This past Wednesday night, I participated in the DevNation Hack Night in conjunction with Red Hat Summit. I was joined by Phase2’s CTO Frank Febbraro and Joe Caccavano, our CMO. Here at Phase2 we are big fans of OpenShift, RedHat’s open source Platform-as-a-Service (PaaS) offering, and we see a huge opportunity for Drupal in this space. In order to make Drupal a first class citizen on OpenShift, we helped develop Drupal 7 and 8 quickstart packages for Openshift in addition to building the official OpenShift Origin community site using Open Atrium, our Drupal social collaboration distribution.
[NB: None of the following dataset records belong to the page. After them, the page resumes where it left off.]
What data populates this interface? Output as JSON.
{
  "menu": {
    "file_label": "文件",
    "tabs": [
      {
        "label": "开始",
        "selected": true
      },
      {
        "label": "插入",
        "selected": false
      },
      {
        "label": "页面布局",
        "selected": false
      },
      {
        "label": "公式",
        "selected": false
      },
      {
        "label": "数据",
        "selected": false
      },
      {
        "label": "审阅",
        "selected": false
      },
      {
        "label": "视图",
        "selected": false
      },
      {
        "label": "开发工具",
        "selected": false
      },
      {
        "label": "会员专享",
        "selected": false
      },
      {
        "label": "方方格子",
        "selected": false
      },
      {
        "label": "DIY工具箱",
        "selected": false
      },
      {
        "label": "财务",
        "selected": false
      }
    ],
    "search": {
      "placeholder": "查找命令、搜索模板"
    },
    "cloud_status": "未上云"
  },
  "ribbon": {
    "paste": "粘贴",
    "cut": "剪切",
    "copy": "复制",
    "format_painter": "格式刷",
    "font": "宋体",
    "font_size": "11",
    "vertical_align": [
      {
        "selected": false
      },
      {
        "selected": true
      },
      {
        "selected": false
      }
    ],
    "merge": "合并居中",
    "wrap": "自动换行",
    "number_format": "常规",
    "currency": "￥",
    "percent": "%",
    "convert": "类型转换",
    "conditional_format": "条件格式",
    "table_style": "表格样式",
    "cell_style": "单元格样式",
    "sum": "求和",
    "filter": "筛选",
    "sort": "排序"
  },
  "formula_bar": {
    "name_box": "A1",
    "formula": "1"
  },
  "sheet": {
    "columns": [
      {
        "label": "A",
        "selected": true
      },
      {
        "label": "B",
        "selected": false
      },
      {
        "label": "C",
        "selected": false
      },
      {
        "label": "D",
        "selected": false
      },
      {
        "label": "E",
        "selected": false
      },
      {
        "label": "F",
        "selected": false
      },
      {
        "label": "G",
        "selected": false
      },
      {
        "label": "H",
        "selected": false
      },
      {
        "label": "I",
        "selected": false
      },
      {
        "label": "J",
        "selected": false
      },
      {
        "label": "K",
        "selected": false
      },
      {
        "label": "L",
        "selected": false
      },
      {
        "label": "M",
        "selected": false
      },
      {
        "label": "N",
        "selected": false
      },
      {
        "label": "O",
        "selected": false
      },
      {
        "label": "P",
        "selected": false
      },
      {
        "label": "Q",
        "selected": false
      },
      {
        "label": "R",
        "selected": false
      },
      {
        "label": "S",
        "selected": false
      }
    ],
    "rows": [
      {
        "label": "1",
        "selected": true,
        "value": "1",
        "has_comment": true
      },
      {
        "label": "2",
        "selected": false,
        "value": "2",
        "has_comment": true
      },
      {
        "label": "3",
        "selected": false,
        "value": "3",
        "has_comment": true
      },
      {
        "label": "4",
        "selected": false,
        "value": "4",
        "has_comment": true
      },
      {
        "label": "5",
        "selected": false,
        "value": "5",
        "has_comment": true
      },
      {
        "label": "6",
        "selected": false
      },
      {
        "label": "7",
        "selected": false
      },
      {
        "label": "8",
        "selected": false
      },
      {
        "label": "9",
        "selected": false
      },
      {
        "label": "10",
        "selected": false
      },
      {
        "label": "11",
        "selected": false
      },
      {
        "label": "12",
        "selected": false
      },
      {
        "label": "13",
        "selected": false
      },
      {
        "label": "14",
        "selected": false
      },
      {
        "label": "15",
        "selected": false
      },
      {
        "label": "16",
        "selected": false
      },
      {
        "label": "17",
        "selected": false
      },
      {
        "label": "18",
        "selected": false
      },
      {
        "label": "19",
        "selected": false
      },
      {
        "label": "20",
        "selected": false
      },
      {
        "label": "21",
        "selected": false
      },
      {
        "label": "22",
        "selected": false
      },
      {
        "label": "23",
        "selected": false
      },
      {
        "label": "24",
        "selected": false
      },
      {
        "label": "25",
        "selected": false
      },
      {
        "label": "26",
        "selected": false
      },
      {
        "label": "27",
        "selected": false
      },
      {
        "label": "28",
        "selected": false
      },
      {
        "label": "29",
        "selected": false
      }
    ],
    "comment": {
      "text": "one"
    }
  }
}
Some of the benefits of using a PaaS like OpenShift is the ability to have a uniform environment, security, and automatic deployments with the Git distributed version control system. PaaS also gives you an API to spin up applications the same way Infrastructure as a Service (cloud computing) providers give you an API to spin up compute resources.
With our enthusiasm for OpenShift and Drupal, we decided to develop our own Drupal-based PaaS on top of OpenShift as a proof of concept at DevNation’s Hack Night. In just under two and half hours, we were able to create an application to host an OpenShift Origin set up on Google compute engine, and build a Drupal based PaaS on top of this.
In order to create a Drupal-based PaaS that can be used like other cloud hosting providers, we developed an application that runs on OpenShift that communicates with the OpenShift API to quickly spin up new applications. Our application was built with node.js and Angular and works alongside another application we built with PHP to help set up Drush-based automation for Drupal sites. With these applications running on OpenShift, you can have your dev, stage and live site all together with the ability to pull a database from stage to dev or promote a database from stage to live.
Here is a demo I have recorded to show the MVP we put together in 2.5 hours during the hack night. We had a blast building this Drupal hosting dashboard with OpenShift and I'm happy to say that our team won first prize. Earlier during the conference, we also contributed a number of improvements to a Node.js OpenShift Client.
This project really shows the power of OpenShift Rest API’s: if you have access to any language that can consume REST web services, you can fully automate your application lifecycle. I’m looking forward to continuing to build, develop, and hack with open source partners like OpenShift.